    When I applied for disability which happened once I finally could not deny my situation any longer, my PCP whom I saw several times for fatigue refused to put the words “fatigue” in my chart because, I believe, he doubted that I had chronic fatigue, and did not support my application for disability. He continued to write that I had been there for anemia when I never tested positive for anemia. I went to him for fatigue and he suspected anemia but tests proved it was not that, and still he would not correct my chart and make it accurate which is pretty screwed up and is a great example of how we struggle with this diagnosis even with our own doctors who should know better. Thankfully he was not my primary doctor supporting my bid for disability and I managed to succeed despite hating that I had to do it especially at my age. You wouldn’t believe some of the other crazy and I fickle things regarding doctors and such that happened during my application for disability but that is for another time.

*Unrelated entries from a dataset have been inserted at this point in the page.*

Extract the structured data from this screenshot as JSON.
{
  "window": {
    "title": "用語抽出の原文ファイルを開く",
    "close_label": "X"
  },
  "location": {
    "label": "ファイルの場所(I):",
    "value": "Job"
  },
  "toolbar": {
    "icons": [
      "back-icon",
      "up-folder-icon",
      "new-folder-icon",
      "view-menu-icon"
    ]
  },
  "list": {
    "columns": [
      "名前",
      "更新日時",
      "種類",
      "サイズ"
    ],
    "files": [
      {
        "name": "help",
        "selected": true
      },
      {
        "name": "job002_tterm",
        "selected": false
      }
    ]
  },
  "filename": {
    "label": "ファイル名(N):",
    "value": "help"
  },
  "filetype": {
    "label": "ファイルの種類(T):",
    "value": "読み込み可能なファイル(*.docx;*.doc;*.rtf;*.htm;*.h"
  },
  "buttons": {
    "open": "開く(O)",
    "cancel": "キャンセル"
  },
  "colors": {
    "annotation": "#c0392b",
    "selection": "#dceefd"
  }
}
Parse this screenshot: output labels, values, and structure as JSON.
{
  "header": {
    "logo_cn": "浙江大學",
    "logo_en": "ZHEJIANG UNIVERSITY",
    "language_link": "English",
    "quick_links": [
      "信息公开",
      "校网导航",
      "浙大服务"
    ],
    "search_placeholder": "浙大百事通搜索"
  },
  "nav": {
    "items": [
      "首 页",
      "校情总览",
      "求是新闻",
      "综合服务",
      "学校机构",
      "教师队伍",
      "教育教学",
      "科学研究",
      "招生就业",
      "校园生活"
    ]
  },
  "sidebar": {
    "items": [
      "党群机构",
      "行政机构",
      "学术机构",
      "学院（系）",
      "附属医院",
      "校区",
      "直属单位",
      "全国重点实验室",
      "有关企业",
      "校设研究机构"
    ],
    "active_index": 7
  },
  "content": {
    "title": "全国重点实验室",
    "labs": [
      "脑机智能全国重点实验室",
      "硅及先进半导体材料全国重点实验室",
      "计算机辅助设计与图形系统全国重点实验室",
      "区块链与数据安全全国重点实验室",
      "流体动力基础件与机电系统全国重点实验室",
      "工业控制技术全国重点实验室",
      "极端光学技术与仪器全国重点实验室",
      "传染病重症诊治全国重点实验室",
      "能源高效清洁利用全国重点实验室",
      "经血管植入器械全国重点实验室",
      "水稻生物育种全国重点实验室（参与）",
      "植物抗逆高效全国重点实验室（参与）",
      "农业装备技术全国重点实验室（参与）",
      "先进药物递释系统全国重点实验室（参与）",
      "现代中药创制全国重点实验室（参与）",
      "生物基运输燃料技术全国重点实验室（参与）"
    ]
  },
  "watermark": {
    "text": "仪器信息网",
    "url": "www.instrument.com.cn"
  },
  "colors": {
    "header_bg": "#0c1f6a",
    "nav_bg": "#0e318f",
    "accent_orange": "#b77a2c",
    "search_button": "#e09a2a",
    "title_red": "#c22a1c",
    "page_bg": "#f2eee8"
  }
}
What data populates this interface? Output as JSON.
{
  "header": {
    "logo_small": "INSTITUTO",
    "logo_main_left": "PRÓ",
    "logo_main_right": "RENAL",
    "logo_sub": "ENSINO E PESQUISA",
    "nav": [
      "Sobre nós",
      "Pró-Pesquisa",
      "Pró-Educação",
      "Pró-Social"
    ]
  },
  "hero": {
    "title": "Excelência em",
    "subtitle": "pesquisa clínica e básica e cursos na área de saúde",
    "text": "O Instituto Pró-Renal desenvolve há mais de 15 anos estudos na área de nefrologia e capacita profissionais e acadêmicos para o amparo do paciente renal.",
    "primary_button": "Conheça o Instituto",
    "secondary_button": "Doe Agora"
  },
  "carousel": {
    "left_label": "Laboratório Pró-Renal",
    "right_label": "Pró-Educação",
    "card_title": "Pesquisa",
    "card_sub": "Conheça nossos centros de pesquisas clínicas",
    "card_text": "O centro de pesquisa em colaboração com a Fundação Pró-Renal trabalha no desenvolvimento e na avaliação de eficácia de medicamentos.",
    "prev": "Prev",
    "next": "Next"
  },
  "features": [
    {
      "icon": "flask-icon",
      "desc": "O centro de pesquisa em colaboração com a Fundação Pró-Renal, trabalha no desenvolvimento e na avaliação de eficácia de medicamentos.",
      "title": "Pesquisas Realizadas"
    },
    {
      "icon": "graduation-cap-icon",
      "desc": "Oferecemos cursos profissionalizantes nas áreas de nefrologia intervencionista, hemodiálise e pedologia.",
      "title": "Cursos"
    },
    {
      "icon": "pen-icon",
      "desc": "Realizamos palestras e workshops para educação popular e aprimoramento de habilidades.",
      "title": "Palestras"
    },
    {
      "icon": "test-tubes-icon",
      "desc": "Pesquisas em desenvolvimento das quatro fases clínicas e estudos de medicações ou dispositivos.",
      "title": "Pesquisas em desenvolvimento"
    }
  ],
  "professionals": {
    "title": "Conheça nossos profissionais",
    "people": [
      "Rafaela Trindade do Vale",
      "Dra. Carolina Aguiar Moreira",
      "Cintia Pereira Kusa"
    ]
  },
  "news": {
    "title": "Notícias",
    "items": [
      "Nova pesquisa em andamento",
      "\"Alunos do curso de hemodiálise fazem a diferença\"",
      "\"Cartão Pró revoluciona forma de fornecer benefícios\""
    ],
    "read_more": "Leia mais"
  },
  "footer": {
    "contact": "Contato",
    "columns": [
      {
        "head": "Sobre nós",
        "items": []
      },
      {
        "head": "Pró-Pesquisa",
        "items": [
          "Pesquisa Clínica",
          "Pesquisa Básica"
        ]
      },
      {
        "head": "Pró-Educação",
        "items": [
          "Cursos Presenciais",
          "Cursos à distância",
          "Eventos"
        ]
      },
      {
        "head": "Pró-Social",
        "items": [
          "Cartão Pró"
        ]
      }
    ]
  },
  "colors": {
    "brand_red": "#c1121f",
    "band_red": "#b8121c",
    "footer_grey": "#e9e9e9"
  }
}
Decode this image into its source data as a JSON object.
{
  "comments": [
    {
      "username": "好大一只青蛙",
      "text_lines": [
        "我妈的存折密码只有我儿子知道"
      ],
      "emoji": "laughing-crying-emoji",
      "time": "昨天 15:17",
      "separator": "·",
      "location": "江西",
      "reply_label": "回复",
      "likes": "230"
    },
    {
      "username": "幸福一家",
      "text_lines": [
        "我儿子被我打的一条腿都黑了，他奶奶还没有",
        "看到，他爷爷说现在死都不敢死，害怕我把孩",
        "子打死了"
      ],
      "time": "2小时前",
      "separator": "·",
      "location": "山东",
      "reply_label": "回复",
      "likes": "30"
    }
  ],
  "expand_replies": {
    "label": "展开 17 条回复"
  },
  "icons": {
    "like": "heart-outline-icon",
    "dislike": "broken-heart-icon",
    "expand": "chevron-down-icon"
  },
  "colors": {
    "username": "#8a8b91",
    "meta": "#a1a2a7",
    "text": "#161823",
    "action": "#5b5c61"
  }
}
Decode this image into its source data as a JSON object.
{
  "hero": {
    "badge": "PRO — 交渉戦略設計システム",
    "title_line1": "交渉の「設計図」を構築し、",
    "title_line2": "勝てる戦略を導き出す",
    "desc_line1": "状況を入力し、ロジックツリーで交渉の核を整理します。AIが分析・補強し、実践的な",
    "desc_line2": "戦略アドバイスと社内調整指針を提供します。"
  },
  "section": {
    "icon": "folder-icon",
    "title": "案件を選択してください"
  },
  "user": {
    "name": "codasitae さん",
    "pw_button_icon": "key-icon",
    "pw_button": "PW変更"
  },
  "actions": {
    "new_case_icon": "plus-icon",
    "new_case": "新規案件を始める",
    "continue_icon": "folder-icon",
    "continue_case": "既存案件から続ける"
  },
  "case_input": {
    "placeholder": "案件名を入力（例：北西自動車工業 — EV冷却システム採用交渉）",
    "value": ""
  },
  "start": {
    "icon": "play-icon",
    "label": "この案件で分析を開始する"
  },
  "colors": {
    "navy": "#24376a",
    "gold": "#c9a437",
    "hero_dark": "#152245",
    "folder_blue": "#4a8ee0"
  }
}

  • lizzie


    February 23rd, 2015 at 8:42 PM

    today I actually got in trouble with my supervisor for the aforementioned reasons. No matter how hard I try, the fatigue gets to me. It was very shameful and embarrassing. I feel very inadequate and frustrated given it is something I can not control. Dr. apt on friday… sigh

Leave a Comment

By commenting you acknowledge acceptance of's Terms and Conditions of Use.

* Indicates required field.

GoodTherapy uses cookies to personalize content and ads to provide better services for our users and to analyze our traffic. By continuing to use this site you consent to our cookies.